Andrew Friedman has established a pattern for trading accomplished pitching for prospects. You send your top pitcher to a pitching-needy team for two major league ready prospects and two projects. He set the example when he sent Matt Garza to the Cubs for top prospects Chris Archer and Hak-Ju Lee and projects Brandon Guyer and Robinson Chirinos (along with throw-in extraordinaire Sam Fuld). He followed that up with the trade of James Shields and Wade Davis to Kansas City for highly-regarded youngsters Wil Myers and Jake Odorizzi along with talented players with more to prove in Mike Montgomery and Patrick Leonard. Archer, Myers, and even Odorizzi have already made an impact for the Rays with players like Guyer, Montgomery, and Leonard still have a chance as well. Now, Friedman is now faced with unenviable task of trading David Price. Will he stick to the established method or finally deviate from it in his third go-around dealing a topflight pitcher?
Rumors have been rampant about the Tampa Bay Rays’ potential trading partner for Price. The Rangers and the Cardinals are among the leaders in the field. Both have deep farm systems, the money to extend Price, and the desire to take their team to another level. There could very well be a perfect match here. However, before we jump to the obvious solution, though, let’s think out of the box for a moment. How about the Los Angeles Angels? At a glance, they don’t look like a good trading partner. They have a lousy farm system and that should turn off the Rays right away. However, they do have a lot of young major league talent and they don’t have a lot of pitching. They are also anxious to take advantage of the huge contracts they gave Albert Pujols and Josh Hamilton. To make that happen, they have put Mark Trumbo, Howie Kendrick, Erick Aybar, Peter Bourjos and their two catchers, Chris Iannetta and Hank Conger, on the trading block. The Rays usually trade for top prospects, but could they alter their strategy to trade for major league players?
The Angels’ desperation seems to play right into the Rays’ hands. The Rays need starters at first base and catcher. The Angels have both there for the taking in a potential Price deal. Trumbo is a power monster who has hit 95 home runs and driven in 284 runs the last three years. He has a career .250/. 299/. 469 slash line, and while you wish he had more plate discipline, his power is awfully impressive. Conger, meanwhile, is a excellent defensive catcher who showed some offensive talent last year with a .249/.310/.403 line. While still not an ideal starter, he would certainly be a step in the right direction. The Rays would control Trumbo through 2016 and Conger until 2017. And as poor as the Angels farm system appears to be, they at least have the prospects to be the secondary pieces in a deal.
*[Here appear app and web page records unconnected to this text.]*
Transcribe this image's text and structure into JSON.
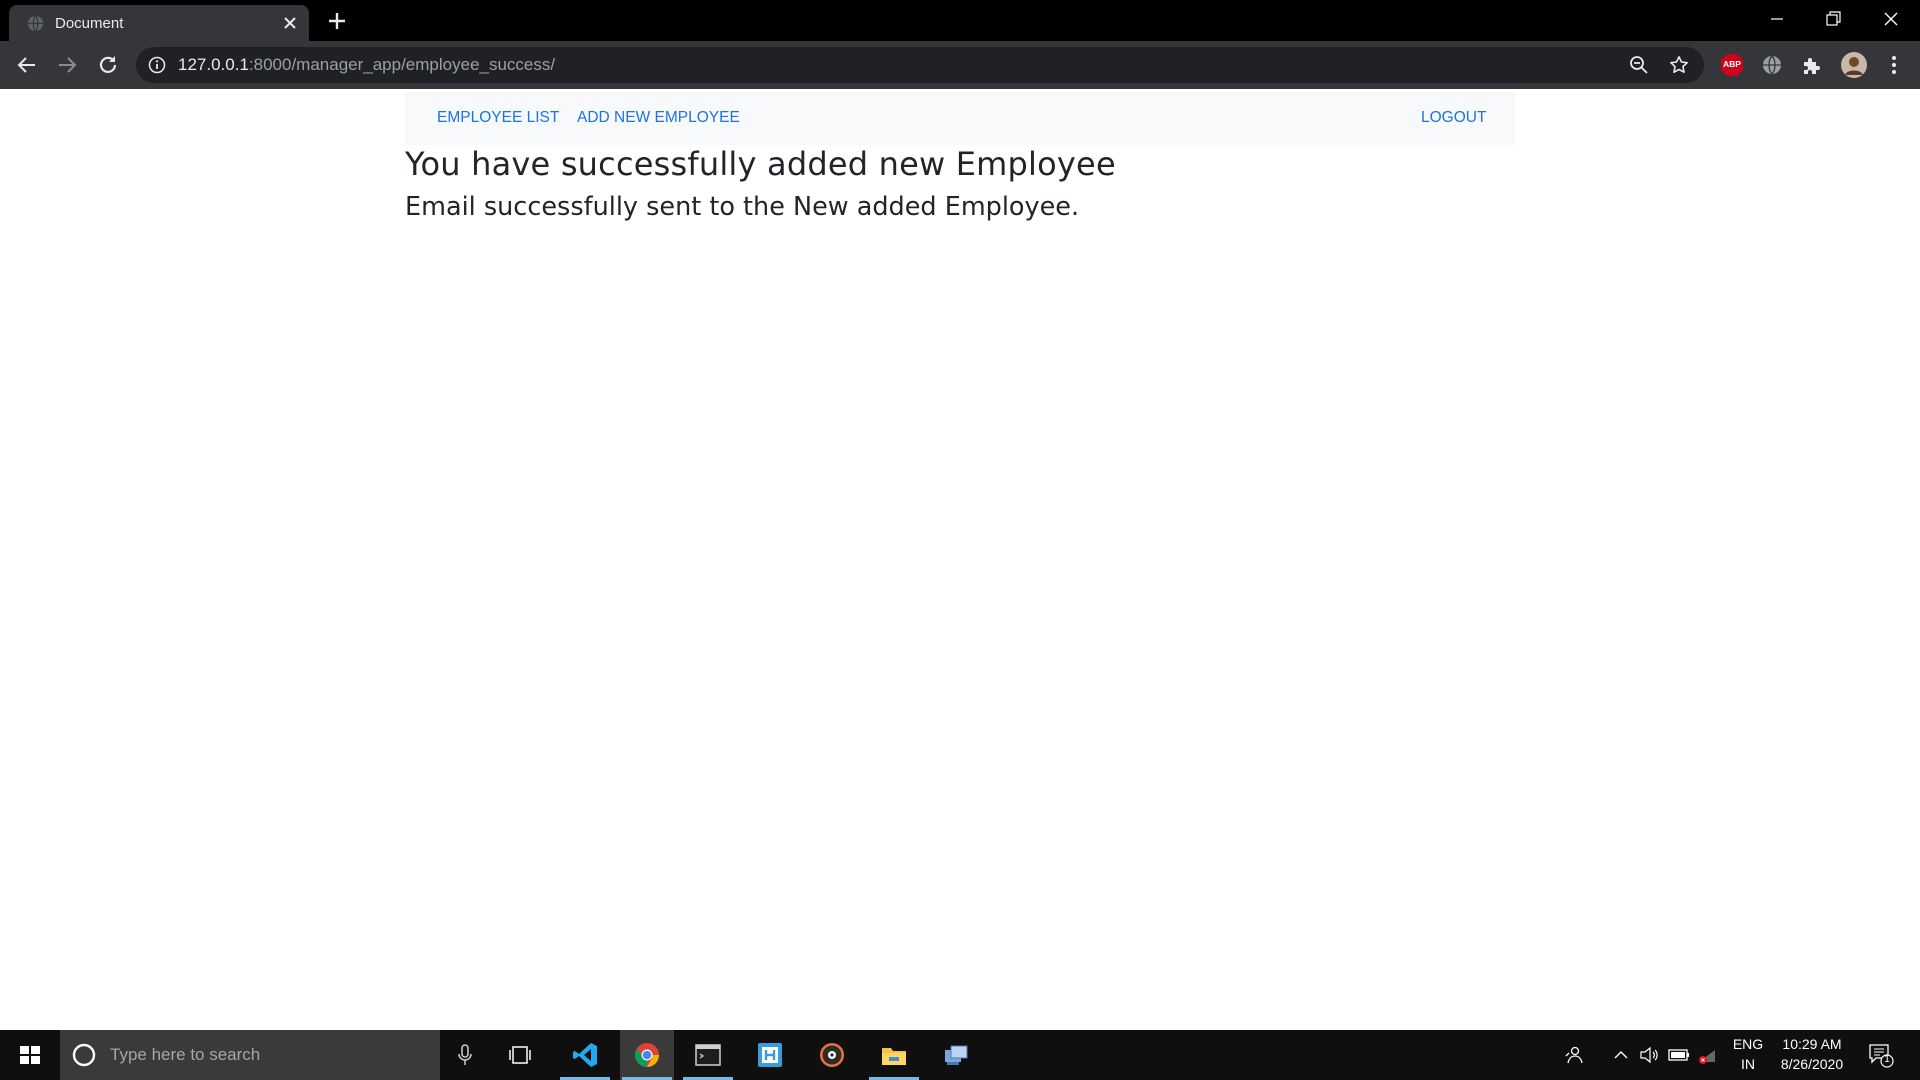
{
  "browser": {
    "tab_title": "Document",
    "url_host": "127.0.0.1",
    "url_rest": ":8000/manager_app/employee_success/"
  },
  "navbar": {
    "employee_list": "EMPLOYEE LIST",
    "add_new_employee": "ADD NEW EMPLOYEE",
    "logout": "LOGOUT"
  },
  "main": {
    "heading": "You have successfully added new Employee",
    "subheading": "Email successfully sent to the New added Employee."
  },
  "taskbar": {
    "search_placeholder": "Type here to search",
    "language_line1": "ENG",
    "language_line2": "IN",
    "time": "10:29 AM",
    "date": "8/26/2020",
    "notification_count": "1",
    "apps": [
      "vscode-icon",
      "chrome-icon",
      "terminal-icon",
      "app-icon",
      "media-player-icon",
      "file-explorer-icon",
      "network-app-icon"
    ]
  },
  "extensions": {
    "abp_label": "ABP"
  },
  "colors": {
    "link": "#1a73e8",
    "navbar_bg": "#f8f9fa",
    "text": "#212529",
    "chrome_dark": "#35363a",
    "taskbar": "#0f0f0f",
    "accent_underline": "#76b9ed"
  }
}
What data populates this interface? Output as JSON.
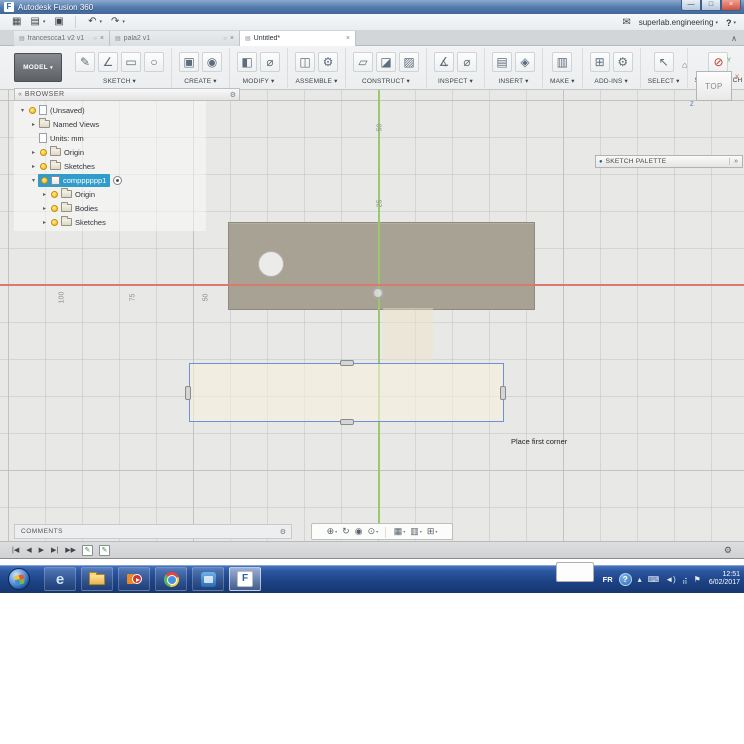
{
  "window": {
    "app_icon": "F",
    "title": "Autodesk Fusion 360",
    "controls": [
      {
        "name": "minimize",
        "glyph": "—"
      },
      {
        "name": "maximize",
        "glyph": "□"
      },
      {
        "name": "close",
        "glyph": "×"
      }
    ]
  },
  "qat": {
    "account": "superlab.engineering"
  },
  "tabs": [
    {
      "label": "francescca1 v2 v1",
      "active": false
    },
    {
      "label": "pala2 v1",
      "active": false
    },
    {
      "label": "Untitled*",
      "active": true
    }
  ],
  "ribbon": {
    "workspace": "MODEL",
    "groups": [
      {
        "label": "SKETCH",
        "caret": true,
        "icons": [
          "✎",
          "∠",
          "▭",
          "○"
        ]
      },
      {
        "label": "CREATE",
        "caret": true,
        "icons": [
          "▣",
          "◉"
        ]
      },
      {
        "label": "MODIFY",
        "caret": true,
        "icons": [
          "◧",
          "⌀"
        ]
      },
      {
        "label": "ASSEMBLE",
        "caret": true,
        "icons": [
          "◫",
          "⚙"
        ]
      },
      {
        "label": "CONSTRUCT",
        "caret": true,
        "icons": [
          "▱",
          "◪",
          "▨"
        ]
      },
      {
        "label": "INSPECT",
        "caret": true,
        "icons": [
          "∡",
          "⌀"
        ]
      },
      {
        "label": "INSERT",
        "caret": true,
        "icons": [
          "▤",
          "◈"
        ]
      },
      {
        "label": "MAKE",
        "caret": true,
        "icons": [
          "▥"
        ]
      },
      {
        "label": "ADD-INS",
        "caret": true,
        "icons": [
          "⊞",
          "⚙"
        ]
      },
      {
        "label": "SELECT",
        "caret": true,
        "icons": [
          "↖"
        ]
      },
      {
        "label": "STOP SKETCH",
        "caret": false,
        "accent": true,
        "icons": [
          "⊘"
        ]
      }
    ]
  },
  "browser": {
    "title": "BROWSER",
    "items": [
      {
        "label": "(Unsaved)",
        "level": 0,
        "expand": "open",
        "bulb": true,
        "icon": "document"
      },
      {
        "label": "Named Views",
        "level": 1,
        "expand": "closed",
        "bulb": false,
        "icon": "folder"
      },
      {
        "label": "Units: mm",
        "level": 1,
        "expand": "none",
        "bulb": false,
        "icon": "document"
      },
      {
        "label": "Origin",
        "level": 1,
        "expand": "closed",
        "bulb": true,
        "icon": "folder"
      },
      {
        "label": "Sketches",
        "level": 1,
        "expand": "closed",
        "bulb": true,
        "icon": "folder"
      },
      {
        "label": "compppppp1",
        "level": 1,
        "expand": "open",
        "bulb": true,
        "icon": "component",
        "selected": true,
        "radio": true
      },
      {
        "label": "Origin",
        "level": 2,
        "expand": "closed",
        "bulb": true,
        "icon": "folder"
      },
      {
        "label": "Bodies",
        "level": 2,
        "expand": "closed",
        "bulb": true,
        "icon": "folder"
      },
      {
        "label": "Sketches",
        "level": 2,
        "expand": "closed",
        "bulb": true,
        "icon": "folder"
      }
    ]
  },
  "viewcube": {
    "face": "TOP",
    "axis_x": "X",
    "axis_y": "Y",
    "axis_z": "Z"
  },
  "sketch_palette": {
    "title": "SKETCH PALETTE"
  },
  "canvas": {
    "vertical_ruler": [
      "50",
      "25"
    ],
    "horizontal_ruler": [
      "100",
      "75",
      "50"
    ],
    "tooltip": "Place first corner",
    "colors": {
      "body": "#a7a294",
      "axis_x": "#d97b6c",
      "axis_y": "#9bc86a",
      "sketch_border": "#6f8fd8",
      "selection_highlight": "#2f9ccc"
    }
  },
  "comments": {
    "title": "COMMENTS"
  },
  "timeline": {
    "controls": [
      "|◀",
      "◀",
      "▶",
      "▶|",
      "▶▶"
    ]
  },
  "taskbar": {
    "language": "FR",
    "time": "12:51",
    "date": "6/02/2017"
  },
  "icons": {
    "app_menu": "▦",
    "file_new": "▤",
    "save": "▣",
    "undo": "↶",
    "redo": "↷",
    "caret": "▾",
    "separator": "│",
    "notification": "✉",
    "help": "?",
    "ribbon_collapse": "∧",
    "tab_doc": "▤",
    "tab_sync": "○",
    "tab_close": "×",
    "panel_collapse": "«",
    "panel_expand": "»",
    "gear": "⚙",
    "home": "⌂",
    "info_dot": "●",
    "expander_open": "▾",
    "expander_closed": "▸",
    "pan": "⊕",
    "orbit": "↻",
    "look_at": "◉",
    "zoom": "⊙",
    "display_settings": "▦",
    "grid_settings": "▥",
    "viewports": "⊞",
    "sketch_feature": "✎",
    "tray_arrow": "▴",
    "tray_keyboard": "⌨",
    "tray_speaker": "◄)",
    "tray_network": "⣴",
    "tray_flag": "⚑"
  }
}
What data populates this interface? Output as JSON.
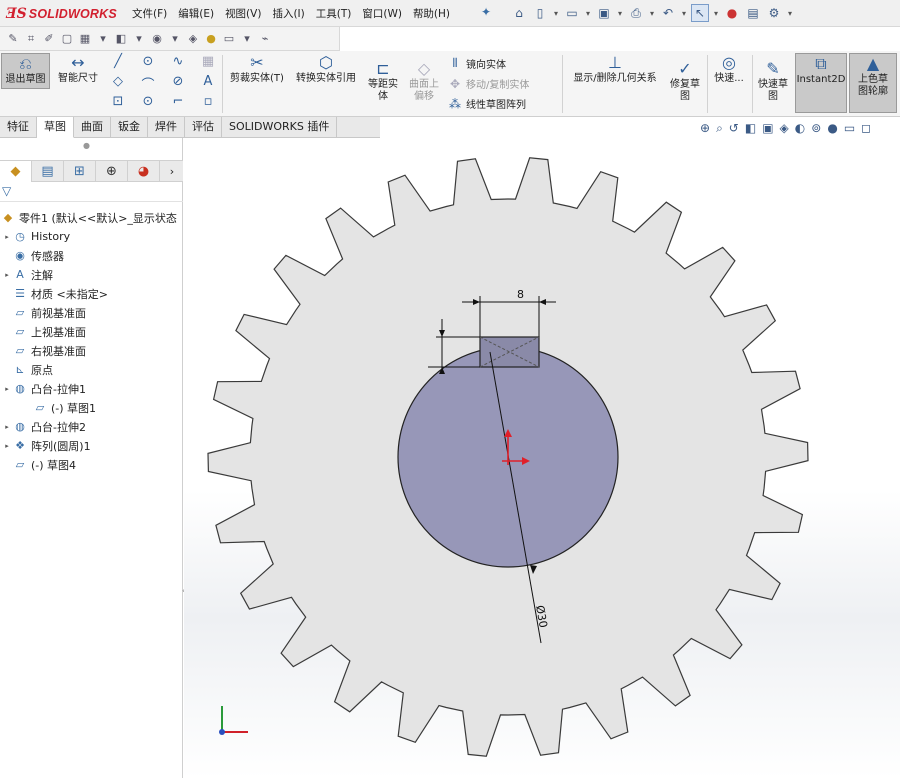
{
  "app": {
    "logo_mark": "ƎS",
    "logo_text": "SOLIDWORKS"
  },
  "menu": [
    "文件(F)",
    "编辑(E)",
    "视图(V)",
    "插入(I)",
    "工具(T)",
    "窗口(W)",
    "帮助(H)"
  ],
  "ribbon": {
    "exit_sketch": "退出草图",
    "smart_dim": "智能尺寸",
    "trim": "剪裁实体(T)",
    "convert": "转换实体引用",
    "offset": "等距实\n体",
    "surface_offset": "曲面上\n偏移",
    "mirror": "镜向实体",
    "move_copy": "移动/复制实体",
    "linear_pattern": "线性草图阵列",
    "show_relations": "显示/删除几何关系",
    "repair": "修复草\n图",
    "quick_snaps": "快速...",
    "rapid_sketch": "快速草\n图",
    "instant2d": "Instant2D",
    "shaded": "上色草\n图轮廓"
  },
  "tabs": [
    "特征",
    "草图",
    "曲面",
    "钣金",
    "焊件",
    "评估",
    "SOLIDWORKS 插件"
  ],
  "active_tab": 1,
  "tree": {
    "root": "零件1 (默认<<默认>_显示状态",
    "items": [
      {
        "label": "History",
        "icon": "history-icon",
        "level": 1,
        "expand": true
      },
      {
        "label": "传感器",
        "icon": "sensor-icon",
        "level": 1,
        "expand": false
      },
      {
        "label": "注解",
        "icon": "annotation-icon",
        "level": 1,
        "expand": true
      },
      {
        "label": "材质 <未指定>",
        "icon": "material-icon",
        "level": 1,
        "expand": false
      },
      {
        "label": "前视基准面",
        "icon": "plane-icon",
        "level": 1,
        "expand": false
      },
      {
        "label": "上视基准面",
        "icon": "plane-icon",
        "level": 1,
        "expand": false
      },
      {
        "label": "右视基准面",
        "icon": "plane-icon",
        "level": 1,
        "expand": false
      },
      {
        "label": "原点",
        "icon": "origin-icon",
        "level": 1,
        "expand": false
      },
      {
        "label": "凸台-拉伸1",
        "icon": "extrude-icon",
        "level": 1,
        "expand": true
      },
      {
        "label": "(-) 草图1",
        "icon": "sketch-icon",
        "level": 2,
        "expand": false
      },
      {
        "label": "凸台-拉伸2",
        "icon": "extrude-icon",
        "level": 1,
        "expand": true
      },
      {
        "label": "阵列(圆周)1",
        "icon": "pattern-icon",
        "level": 1,
        "expand": true
      },
      {
        "label": "(-) 草图4",
        "icon": "sketch-icon",
        "level": 1,
        "expand": false
      }
    ]
  },
  "sketch": {
    "gear_teeth": 26,
    "dim_width": "8",
    "dim_diameter": "Ø30",
    "colors": {
      "gear_fill": "#e4e4e4",
      "gear_stroke": "#3a3a3a",
      "hub_fill": "#9797b8",
      "origin": "#e0202a",
      "triad_z": "#2a9a3a",
      "triad_x": "#d0202a"
    }
  }
}
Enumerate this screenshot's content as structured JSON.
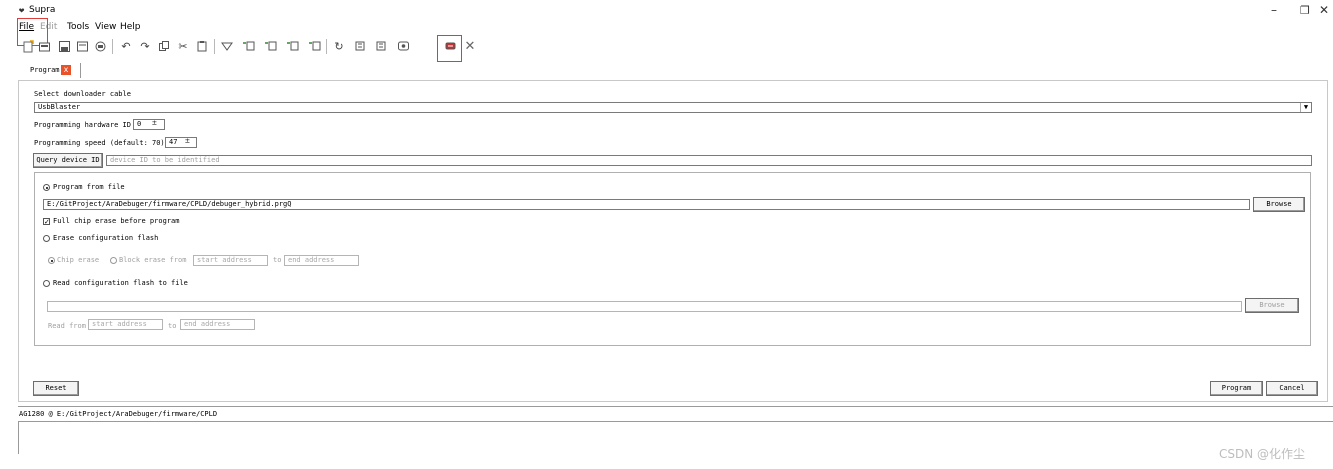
{
  "window": {
    "title": "Supra",
    "min": "–",
    "max": "❐",
    "close": "✕"
  },
  "menu": {
    "file": "File",
    "edit": "Edit",
    "tools": "Tools",
    "view": "View",
    "help": "Help"
  },
  "tab": {
    "label": "Program",
    "close": "x"
  },
  "cable": {
    "label": "Select downloader cable",
    "value": "UsbBlaster"
  },
  "hardware_id": {
    "label": "Programming hardware ID",
    "value": "0"
  },
  "speed": {
    "label": "Programming speed (default: 70)",
    "value": "47"
  },
  "query": {
    "button": "Query device ID",
    "placeholder": "device ID to be identified"
  },
  "program_file": {
    "label": "Program from file",
    "path": "E:/GitProject/AraDebuger/firmware/CPLD/debuger_hybrid.prgQ",
    "browse": "Browse",
    "checked": true
  },
  "full_erase": {
    "label": "Full chip erase before program",
    "checked": true
  },
  "erase_flash": {
    "label": "Erase configuration flash",
    "chip_erase": "Chip erase",
    "block_erase": "Block erase from",
    "start_placeholder": "start address",
    "to": "to",
    "end_placeholder": "end address"
  },
  "read_flash": {
    "label": "Read configuration flash to file",
    "browse": "Browse",
    "read_from": "Read from",
    "start_placeholder": "start address",
    "to": "to",
    "end_placeholder": "end address"
  },
  "buttons": {
    "reset": "Reset",
    "program": "Program",
    "cancel": "Cancel"
  },
  "status": "AG1280 @ E:/GitProject/AraDebuger/firmware/CPLD",
  "watermark": "CSDN @化作尘",
  "colors": {
    "highlight_box": "#e03b3b",
    "tab_close": "#e8512a"
  }
}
Randal Grichuk, best known for being the player the Angels drafted directly ahead of Mike Trout, does not have Trout’s talent but does have solid right-handed power and is an excellent defensive outfielder. Nick Maronde, meanwhile, is a nearly major league ready lefty relievers with two out-pitches in his deceptive fastball that touches 95 MPH and sharp slider. Both had excellent strong 2013 seasons at Double-A and combine potential with the possibility of big league impact in relatively short order. Between all the players we have talked about, here is the deal.
Tampa Bay Rays trade LHP David Price to the Los Angeles Angels of Anaheim for INF/OF Mark Trumbo, C Hank Conger, RF Randal Grichuk, and LHP Nick Maronde.
This trade could be a great deal for both teams. Price’s dominant pitching may put the long suffering Angels over the top while Trumbo and Conger would help fill out the Rays starting lineup for 2014. Trumbo gives them a slugger in the middle of the lineup and Conger is a young, affordable catcher. They would control every player in their lineup through 2015 and don’t underestimate the value of not having to reconstruct the team every year. Plus, two more quality players into their minor league system certainly would not hurt. It will obviously be tough for the Rays to give up Price, but getting a proven major league slugger, another strong young player, and two good prospects would certainly soften the blow. Then from the Angels side, losing Trumbo and Conger from their major league team would hurt, but having players like Kole Calhoun, J.B. Shuck, and Chris Iannetta gives them the ability to trade Trumbo and Conger without their team taking too much of a hit. That seems worth the substantial upgrade that Price would give their rotation. Do you think a package for Price built around Trumbo and Conger makes sense for both sides? Please respond in the comments and hopefully we can have a good discussion.